Exercise goal
Go through the records below and show every line with the string "Integration".
[[ Input material, beginning ]]
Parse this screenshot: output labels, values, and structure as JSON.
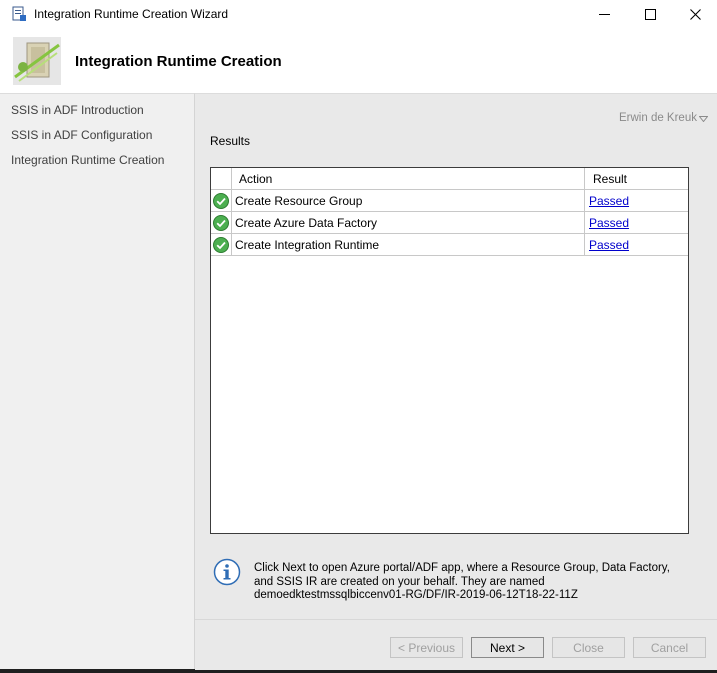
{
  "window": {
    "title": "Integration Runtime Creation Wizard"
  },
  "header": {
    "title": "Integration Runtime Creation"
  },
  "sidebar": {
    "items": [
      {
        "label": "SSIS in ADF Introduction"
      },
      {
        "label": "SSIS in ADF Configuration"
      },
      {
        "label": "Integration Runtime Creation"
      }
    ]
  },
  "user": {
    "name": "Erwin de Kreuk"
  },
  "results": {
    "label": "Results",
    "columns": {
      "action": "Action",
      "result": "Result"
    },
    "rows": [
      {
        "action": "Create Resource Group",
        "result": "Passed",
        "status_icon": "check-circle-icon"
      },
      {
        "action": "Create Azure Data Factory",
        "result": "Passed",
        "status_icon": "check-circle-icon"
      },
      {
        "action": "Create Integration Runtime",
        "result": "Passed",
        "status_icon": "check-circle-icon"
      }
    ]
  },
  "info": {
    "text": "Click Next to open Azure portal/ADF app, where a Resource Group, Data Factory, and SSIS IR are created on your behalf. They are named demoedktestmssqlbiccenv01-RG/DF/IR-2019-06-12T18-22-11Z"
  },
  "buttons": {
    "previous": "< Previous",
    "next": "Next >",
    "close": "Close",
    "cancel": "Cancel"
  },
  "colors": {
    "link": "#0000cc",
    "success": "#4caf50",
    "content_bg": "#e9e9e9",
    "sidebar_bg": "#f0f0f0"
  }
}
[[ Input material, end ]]
Response to this task
    "title": "Integration Runtime Creation Wizard"
    "title": "Integration Runtime Creation"
        "label": "Integration Runtime Creation"
        "action": "Create Integration Runtime",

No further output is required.